We know land-sea breezes influence offshore precipitation throughout the tropics, but there is a dearth of direct observational data over oceans, so it is hard to understand how these breezes evolve throughout the day. CLEX researchers therefore combined data from four satellite scatterometer instruments to resolve land-sea breezes over the seas of the “Maritime Continent” (Northern Australia, Indonesia, Malaysia, and New Guinea.)

Satellite scatterometers are remarkable instruments which estimate surface winds over oceans by emitting radiation from space, then measuring the reflected radiation of centimetre scale ocean waves. 

Land-sea breezes are typically thought of as coastal phenomena that arise from density differences between air over sea, and air over land, with the denser air slowly spreading out like a dollop of honey spreading out over a table. While this is true, our results show that these breezes also behave as waves, and can travel over 600 km away from coasts.
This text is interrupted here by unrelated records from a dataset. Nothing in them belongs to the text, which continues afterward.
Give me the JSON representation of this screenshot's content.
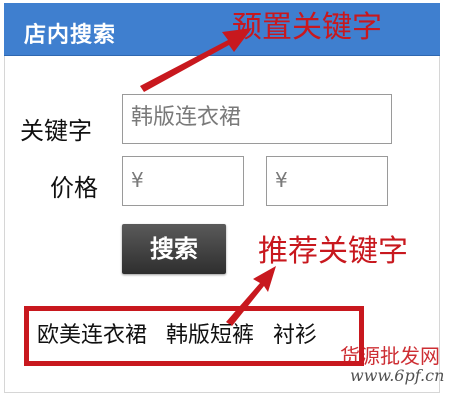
{
  "header": {
    "title": "店内搜索"
  },
  "annotations": {
    "preset_keyword": "预置关键字",
    "recommend_keyword": "推荐关键字"
  },
  "form": {
    "keyword_label": "关键字",
    "keyword_value": "韩版连衣裙",
    "price_label": "价格",
    "price_min_placeholder": "¥",
    "price_max_placeholder": "¥",
    "search_button": "搜索"
  },
  "recommended_tags": [
    "欧美连衣裙",
    "韩版短裤",
    "衬衫"
  ],
  "watermark": {
    "text": "货源批发网",
    "url": "www.6pf.cn"
  },
  "colors": {
    "header_bg": "#3f7fcf",
    "annotation_red": "#c8181e",
    "button_dark": "#3a3a3a"
  }
}
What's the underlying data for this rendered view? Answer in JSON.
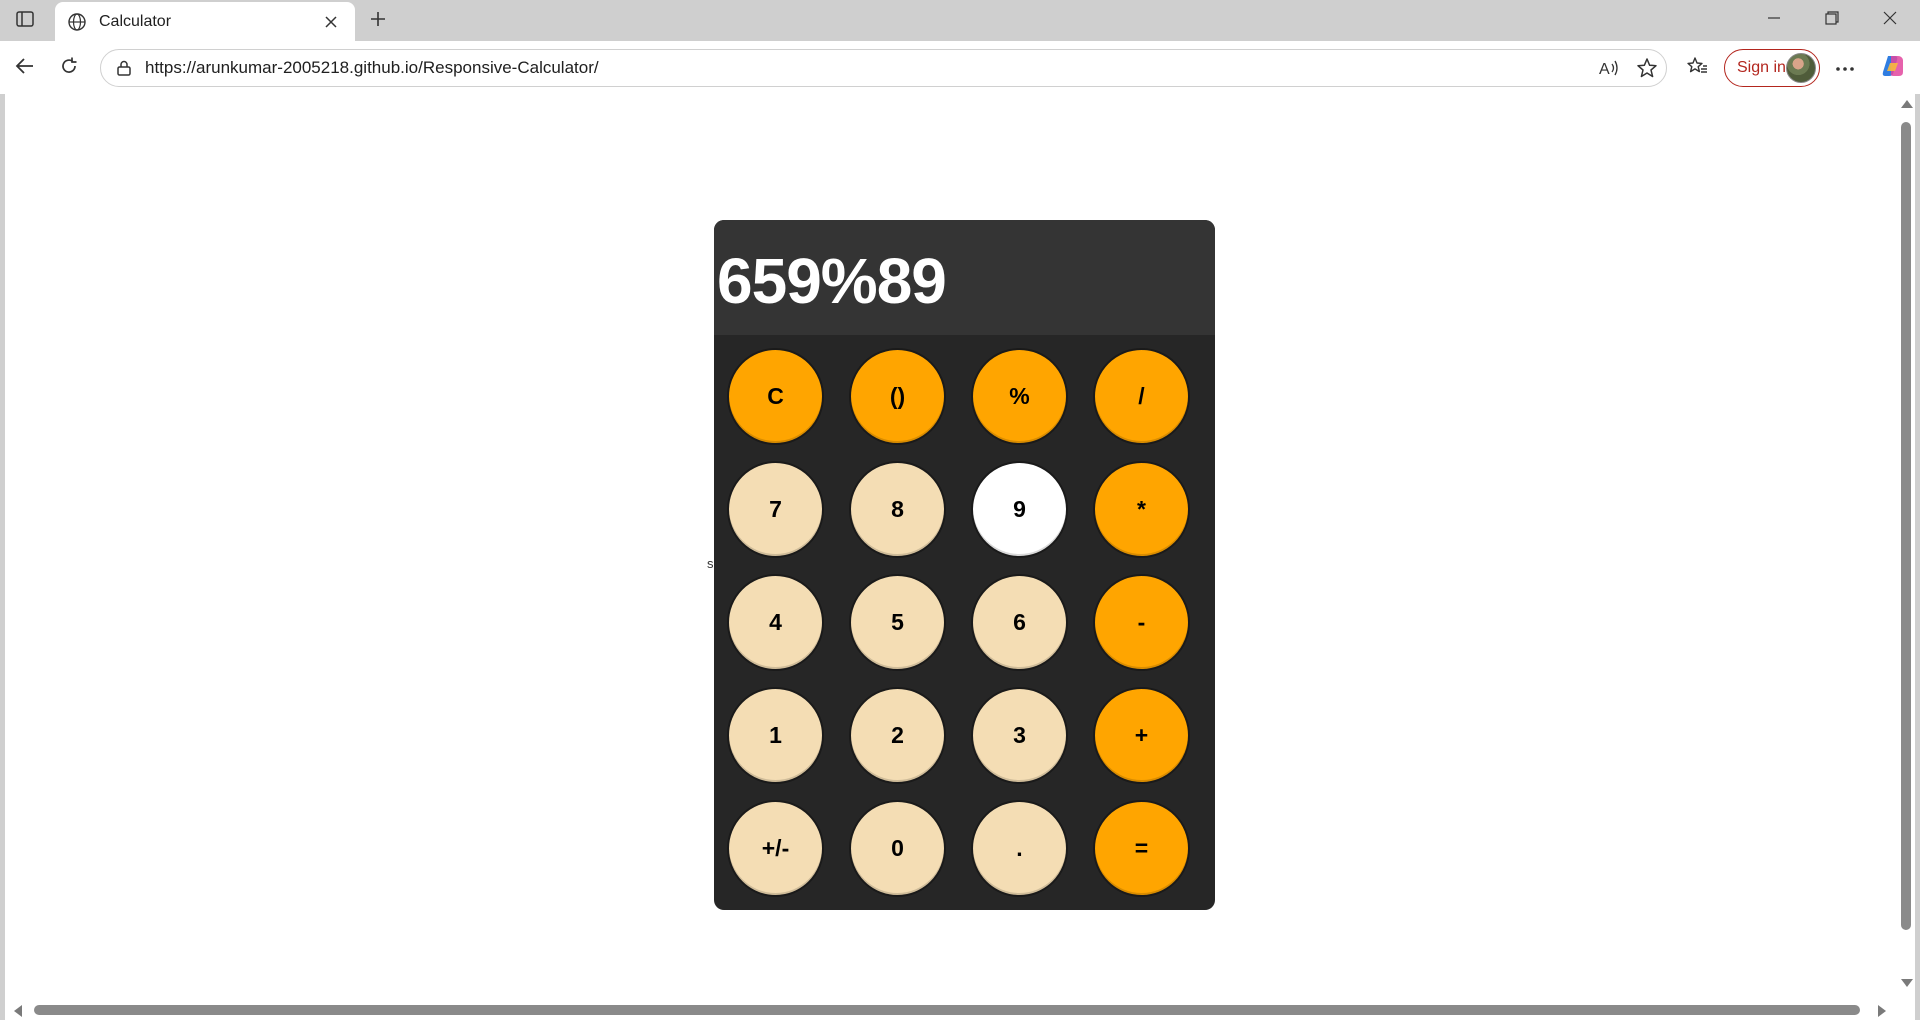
{
  "browser": {
    "tab_title": "Calculator",
    "url": "https://arunkumar-2005218.github.io/Responsive-Calculator/",
    "signin_label": "Sign in"
  },
  "page": {
    "stray_text": "s"
  },
  "calculator": {
    "display": "659%89",
    "keys": [
      {
        "label": "C",
        "kind": "op"
      },
      {
        "label": "()",
        "kind": "op"
      },
      {
        "label": "%",
        "kind": "op"
      },
      {
        "label": "/",
        "kind": "op"
      },
      {
        "label": "7",
        "kind": "num"
      },
      {
        "label": "8",
        "kind": "num"
      },
      {
        "label": "9",
        "kind": "active"
      },
      {
        "label": "*",
        "kind": "op"
      },
      {
        "label": "4",
        "kind": "num"
      },
      {
        "label": "5",
        "kind": "num"
      },
      {
        "label": "6",
        "kind": "num"
      },
      {
        "label": "-",
        "kind": "op"
      },
      {
        "label": "1",
        "kind": "num"
      },
      {
        "label": "2",
        "kind": "num"
      },
      {
        "label": "3",
        "kind": "num"
      },
      {
        "label": "+",
        "kind": "op"
      },
      {
        "label": "+/-",
        "kind": "num"
      },
      {
        "label": "0",
        "kind": "num"
      },
      {
        "label": ".",
        "kind": "num"
      },
      {
        "label": "=",
        "kind": "op"
      }
    ],
    "colors": {
      "operator": "#ffa500",
      "number": "#f4ddb4",
      "pressed": "#ffffff",
      "body": "#262626",
      "display_bg": "#343434"
    }
  }
}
These waves are examples of atmospheric gravity waves, which should not be confused with the gravitational waves detected in 2016 at the Laser Interferometer Gravitational-Wave Observatory (LIGO).

While gravitational waves are a consequence of modern physics (Einstein’s theory of general relativity) and involve ripples in the structure of spacetime itself, atmospheric gravity waves are a phenomena firmly rooted in classical physics, and are much more akin to the waves we see moving across the surface of the ocean. Ocean waves occur when one section of water is higher than another: we say that the higher section of water has negative buoyancy, because the water is much denser and heavier than the air horizontally adjacent to it. Gravity then attempts to “level out” this higher section of water, but this “levelling out” force – or restoring force – works too hard, pushing the raised section of water down but an adjacent section of water up. It’s this continual process that generates the ocean wave. 

Atmospheric gravity waves have some similarities to ocean surface waves: in both cases the restoring force is gravity. However, with ocean surface waves there is a clear interface between the denser fluid (ocean water) and the lighter gas (air), and the wave motion is clearly visible at this interface. In the atmosphere things are more complicated as there is no such interface, and density, pressure and temperature all vary smoothly with height. This means that sometimes the atmosphere is unstable, and a section of air that is pushed upwards will continue to move upwards (this is how puffy cumulus clouds to form.) At other times the atmosphere is stable, and a section of air that is raised upwards will be forced down again by gravity, and wave motion can therefore be generated in a similar fashion to with ocean surface waves.

What is challenging to understand about atmospheric gravity waves, is that unlike ocean surface waves, they can also travel verticallyThe GIF below provides an animation of Richard Rotunno’s 1983 solution to the set of equations describing an idealised two dimensional model of the tropical land-sea breeze. This solution was the first time atmospheric gravity wave behaviour of the land-sea breeze was exhibited in theory. The animation shows a horizontal cross-section of an idealised coastline, with the x-axis giving the distance from the coastline and the y-axis giving the height above the surface. Positive values of the x-axis can be thought of as land, and negative values as sea (imagine you’re at the beach watching the ocean, standing where the water is just reaching your feet, then you turn 90 degrees to your right.) One full cycle of the animation represents one day, and the arrows and shading give the direction and speed of the winds respectively.

This animation shows a distance-height cross-section of a simple sea-breeze model, with a coastline at x=0. The arrows indicate both horizontal and vertical winds, and x<0 can be regarded as sea, x>0 can be regarded as land

Our study used satellite scatterometry to measure the horizontal component of the winds over the sea surface (analogous to x<0, y=0 in the above animation). Although it was not the first study to do so – see in particular the pioneering work of Sarah Gille – by developing new ways of combining data from multiple scatterometer instruments it provided additional insight into the gravity wave structure of the land-sea breeze throughout the Maritime Continent, and how these waves relate to daily patterns of rainfall. Improving our understanding of these processes it crucial to our ability to improve how weather and climate models simulate precipitation in the tropics.

Planned future work will assess the vertical structure of these gravity waves using a series of weather balloon observations carried out during the upcoming “Year of the Maritime Continent” field campaign.

  • Paper: Short, E., Vincent, C. L., Lane, T. P. Diurnal Cycle of Surface Winds in the Maritime Continent observed through Satellite Scatterometry. Monthly Weather Review. https://doi.org/10.1175/MWR-D-18-0433.1